> WORK TO BE COMPLETED: Scan the entries below for the word "JSON". Copy each line that has it.

> DATA RECORDS:
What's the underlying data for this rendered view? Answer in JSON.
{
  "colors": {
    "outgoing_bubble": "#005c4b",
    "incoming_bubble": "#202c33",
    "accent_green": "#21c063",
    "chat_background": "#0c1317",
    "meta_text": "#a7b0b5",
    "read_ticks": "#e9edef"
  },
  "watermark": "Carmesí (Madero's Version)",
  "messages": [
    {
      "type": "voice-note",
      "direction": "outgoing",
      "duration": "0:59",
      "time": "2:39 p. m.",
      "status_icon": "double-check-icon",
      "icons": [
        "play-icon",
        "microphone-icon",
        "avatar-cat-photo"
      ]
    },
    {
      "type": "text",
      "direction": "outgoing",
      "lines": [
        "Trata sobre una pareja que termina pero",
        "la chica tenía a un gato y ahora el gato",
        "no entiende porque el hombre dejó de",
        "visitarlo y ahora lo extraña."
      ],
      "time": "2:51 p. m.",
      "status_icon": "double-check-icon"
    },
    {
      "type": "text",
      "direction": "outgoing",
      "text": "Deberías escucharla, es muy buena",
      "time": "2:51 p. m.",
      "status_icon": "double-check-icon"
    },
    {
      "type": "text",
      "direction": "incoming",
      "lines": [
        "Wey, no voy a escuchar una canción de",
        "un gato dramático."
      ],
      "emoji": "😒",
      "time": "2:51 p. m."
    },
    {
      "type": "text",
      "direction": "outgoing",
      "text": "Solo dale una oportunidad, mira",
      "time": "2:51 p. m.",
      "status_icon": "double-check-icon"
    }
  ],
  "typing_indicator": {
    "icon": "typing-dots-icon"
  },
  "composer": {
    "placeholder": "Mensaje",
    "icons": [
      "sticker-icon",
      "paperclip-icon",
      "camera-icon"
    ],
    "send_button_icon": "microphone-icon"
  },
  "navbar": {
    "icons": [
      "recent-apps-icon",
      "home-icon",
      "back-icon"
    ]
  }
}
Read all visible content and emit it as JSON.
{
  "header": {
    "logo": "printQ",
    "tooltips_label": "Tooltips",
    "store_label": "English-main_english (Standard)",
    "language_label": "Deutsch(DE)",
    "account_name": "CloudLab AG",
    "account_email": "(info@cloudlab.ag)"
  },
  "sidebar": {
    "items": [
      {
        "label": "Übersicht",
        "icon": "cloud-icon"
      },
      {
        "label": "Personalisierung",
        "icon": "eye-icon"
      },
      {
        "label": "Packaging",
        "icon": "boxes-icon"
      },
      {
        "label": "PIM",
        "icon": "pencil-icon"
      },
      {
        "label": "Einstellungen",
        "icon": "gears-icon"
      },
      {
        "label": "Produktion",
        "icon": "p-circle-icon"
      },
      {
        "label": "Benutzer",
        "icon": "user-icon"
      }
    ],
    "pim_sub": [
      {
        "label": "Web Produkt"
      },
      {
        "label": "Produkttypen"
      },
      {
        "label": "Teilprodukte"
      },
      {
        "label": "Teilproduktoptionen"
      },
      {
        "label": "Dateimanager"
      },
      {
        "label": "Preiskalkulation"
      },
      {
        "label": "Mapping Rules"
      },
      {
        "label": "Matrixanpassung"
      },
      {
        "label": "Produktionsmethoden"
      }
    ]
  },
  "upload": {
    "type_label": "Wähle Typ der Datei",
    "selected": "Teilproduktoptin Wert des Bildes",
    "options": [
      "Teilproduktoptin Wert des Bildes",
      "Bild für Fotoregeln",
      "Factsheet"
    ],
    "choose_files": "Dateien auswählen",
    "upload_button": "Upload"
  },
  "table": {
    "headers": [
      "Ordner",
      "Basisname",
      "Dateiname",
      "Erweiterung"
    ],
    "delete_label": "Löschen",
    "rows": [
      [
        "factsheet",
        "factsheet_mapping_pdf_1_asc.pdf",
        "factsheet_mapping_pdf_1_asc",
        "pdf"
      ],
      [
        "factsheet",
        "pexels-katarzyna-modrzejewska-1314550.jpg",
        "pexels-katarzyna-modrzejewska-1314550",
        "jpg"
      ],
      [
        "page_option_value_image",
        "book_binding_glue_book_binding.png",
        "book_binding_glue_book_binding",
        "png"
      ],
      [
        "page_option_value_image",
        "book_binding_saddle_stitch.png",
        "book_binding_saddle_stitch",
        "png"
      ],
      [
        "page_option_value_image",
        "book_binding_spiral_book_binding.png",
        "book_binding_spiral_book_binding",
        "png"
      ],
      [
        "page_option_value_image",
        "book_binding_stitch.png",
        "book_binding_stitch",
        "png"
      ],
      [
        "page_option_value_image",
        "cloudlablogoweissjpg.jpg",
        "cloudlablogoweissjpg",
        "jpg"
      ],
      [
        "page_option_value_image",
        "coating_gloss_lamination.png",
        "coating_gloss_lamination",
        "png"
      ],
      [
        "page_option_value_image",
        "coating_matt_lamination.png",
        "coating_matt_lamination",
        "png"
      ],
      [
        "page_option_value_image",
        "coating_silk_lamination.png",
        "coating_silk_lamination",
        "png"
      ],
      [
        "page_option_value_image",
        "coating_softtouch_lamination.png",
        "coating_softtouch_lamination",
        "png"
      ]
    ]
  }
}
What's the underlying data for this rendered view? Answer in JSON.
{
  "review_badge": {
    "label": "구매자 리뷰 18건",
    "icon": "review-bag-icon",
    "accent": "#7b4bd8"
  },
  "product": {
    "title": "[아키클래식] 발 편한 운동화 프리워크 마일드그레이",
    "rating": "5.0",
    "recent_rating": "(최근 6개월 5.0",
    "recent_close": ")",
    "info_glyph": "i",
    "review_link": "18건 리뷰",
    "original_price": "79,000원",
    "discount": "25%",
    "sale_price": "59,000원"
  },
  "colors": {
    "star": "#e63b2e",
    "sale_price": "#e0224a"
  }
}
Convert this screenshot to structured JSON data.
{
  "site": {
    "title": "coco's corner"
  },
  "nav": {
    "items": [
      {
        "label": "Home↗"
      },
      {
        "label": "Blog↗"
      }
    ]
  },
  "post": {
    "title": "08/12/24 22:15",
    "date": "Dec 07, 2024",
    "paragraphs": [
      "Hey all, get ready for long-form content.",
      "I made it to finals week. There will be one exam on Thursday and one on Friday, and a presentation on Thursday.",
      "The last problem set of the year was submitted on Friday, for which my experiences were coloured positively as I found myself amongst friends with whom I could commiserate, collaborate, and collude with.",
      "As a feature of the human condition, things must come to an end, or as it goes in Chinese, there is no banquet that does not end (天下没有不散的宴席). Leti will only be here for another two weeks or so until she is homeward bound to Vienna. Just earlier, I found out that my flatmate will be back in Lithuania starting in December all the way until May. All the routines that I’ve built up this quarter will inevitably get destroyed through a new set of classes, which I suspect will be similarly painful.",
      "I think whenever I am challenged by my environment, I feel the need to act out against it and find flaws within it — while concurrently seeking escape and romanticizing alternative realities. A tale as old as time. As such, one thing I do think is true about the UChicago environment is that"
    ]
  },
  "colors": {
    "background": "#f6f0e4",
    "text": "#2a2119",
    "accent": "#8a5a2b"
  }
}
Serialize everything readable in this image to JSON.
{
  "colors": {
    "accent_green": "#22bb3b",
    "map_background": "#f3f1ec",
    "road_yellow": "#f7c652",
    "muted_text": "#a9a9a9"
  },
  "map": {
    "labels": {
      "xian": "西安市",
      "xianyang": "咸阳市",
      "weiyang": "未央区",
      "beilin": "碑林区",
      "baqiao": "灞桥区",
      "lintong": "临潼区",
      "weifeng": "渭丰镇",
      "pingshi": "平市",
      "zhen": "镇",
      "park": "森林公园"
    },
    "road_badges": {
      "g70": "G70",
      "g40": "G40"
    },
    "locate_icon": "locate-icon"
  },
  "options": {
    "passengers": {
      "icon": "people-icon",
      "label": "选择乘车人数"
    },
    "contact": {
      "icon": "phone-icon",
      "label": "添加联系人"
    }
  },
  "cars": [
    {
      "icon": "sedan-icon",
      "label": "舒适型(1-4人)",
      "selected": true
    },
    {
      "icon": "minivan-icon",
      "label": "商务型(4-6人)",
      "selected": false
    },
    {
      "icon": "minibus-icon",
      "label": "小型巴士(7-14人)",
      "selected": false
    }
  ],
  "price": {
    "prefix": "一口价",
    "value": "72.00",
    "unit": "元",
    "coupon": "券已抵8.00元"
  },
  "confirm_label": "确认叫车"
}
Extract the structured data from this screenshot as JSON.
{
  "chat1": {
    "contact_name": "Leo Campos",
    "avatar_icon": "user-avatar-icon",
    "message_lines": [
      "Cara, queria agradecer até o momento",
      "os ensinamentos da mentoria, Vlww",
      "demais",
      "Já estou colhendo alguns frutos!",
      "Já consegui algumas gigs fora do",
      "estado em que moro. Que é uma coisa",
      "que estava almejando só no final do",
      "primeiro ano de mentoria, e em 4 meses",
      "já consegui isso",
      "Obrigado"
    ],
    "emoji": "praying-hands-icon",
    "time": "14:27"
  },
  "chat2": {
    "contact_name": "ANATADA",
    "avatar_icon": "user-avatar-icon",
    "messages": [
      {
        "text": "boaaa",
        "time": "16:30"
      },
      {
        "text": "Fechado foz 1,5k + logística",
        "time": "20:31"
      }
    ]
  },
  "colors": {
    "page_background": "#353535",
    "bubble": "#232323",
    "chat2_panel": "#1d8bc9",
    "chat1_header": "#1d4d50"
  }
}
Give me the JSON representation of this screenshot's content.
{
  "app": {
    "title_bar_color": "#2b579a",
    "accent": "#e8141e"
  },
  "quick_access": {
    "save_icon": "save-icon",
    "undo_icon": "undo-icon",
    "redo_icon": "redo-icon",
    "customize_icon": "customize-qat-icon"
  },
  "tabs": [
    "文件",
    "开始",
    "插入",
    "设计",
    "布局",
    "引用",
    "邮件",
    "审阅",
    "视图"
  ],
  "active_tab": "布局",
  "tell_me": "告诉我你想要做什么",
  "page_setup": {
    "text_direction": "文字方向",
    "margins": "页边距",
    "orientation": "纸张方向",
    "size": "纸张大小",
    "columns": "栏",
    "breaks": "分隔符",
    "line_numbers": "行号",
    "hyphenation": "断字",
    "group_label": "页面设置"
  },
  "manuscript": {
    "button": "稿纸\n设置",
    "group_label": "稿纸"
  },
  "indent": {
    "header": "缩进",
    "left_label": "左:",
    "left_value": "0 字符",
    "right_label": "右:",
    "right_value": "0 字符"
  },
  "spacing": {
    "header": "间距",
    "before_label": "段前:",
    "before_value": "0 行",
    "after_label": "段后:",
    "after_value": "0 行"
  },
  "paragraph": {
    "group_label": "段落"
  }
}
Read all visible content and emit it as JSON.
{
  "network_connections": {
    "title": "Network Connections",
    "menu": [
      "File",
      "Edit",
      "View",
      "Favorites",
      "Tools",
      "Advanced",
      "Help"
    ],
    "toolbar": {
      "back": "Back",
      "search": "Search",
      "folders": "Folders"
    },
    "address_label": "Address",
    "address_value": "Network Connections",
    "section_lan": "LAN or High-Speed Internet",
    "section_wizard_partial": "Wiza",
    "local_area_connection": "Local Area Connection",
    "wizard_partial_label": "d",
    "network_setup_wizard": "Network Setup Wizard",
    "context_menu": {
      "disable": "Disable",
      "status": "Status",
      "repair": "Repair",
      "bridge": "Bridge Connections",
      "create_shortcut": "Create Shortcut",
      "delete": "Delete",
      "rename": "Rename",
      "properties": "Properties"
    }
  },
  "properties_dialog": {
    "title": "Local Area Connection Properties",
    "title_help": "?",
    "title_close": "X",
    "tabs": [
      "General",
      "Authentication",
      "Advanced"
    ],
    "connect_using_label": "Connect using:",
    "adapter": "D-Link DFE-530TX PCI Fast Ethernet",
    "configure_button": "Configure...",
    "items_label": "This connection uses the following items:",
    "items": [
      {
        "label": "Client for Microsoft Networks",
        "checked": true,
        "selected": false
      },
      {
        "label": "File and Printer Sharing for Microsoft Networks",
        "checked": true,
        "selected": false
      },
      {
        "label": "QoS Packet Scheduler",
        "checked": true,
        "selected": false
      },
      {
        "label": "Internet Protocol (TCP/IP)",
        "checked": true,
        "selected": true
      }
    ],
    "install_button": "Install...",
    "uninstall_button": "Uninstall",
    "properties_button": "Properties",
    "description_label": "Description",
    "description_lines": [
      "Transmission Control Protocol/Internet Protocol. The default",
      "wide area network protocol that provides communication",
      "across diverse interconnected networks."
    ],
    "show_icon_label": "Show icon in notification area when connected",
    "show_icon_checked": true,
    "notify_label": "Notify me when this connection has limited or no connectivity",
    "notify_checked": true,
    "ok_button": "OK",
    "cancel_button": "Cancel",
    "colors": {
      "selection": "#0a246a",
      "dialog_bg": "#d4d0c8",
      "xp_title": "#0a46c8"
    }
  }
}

> REPLY TO THE TASK:
What's the underlying data for this rendered view? Answer in JSON.
Read all visible content and emit it as JSON.
What's the underlying data for this rendered view? Answer in JSON.
Convert this screenshot to structured JSON data.
Serialize everything readable in this image to JSON.
Extract the structured data from this screenshot as JSON.
Give me the JSON representation of this screenshot's content.
Read all visible content and emit it as JSON.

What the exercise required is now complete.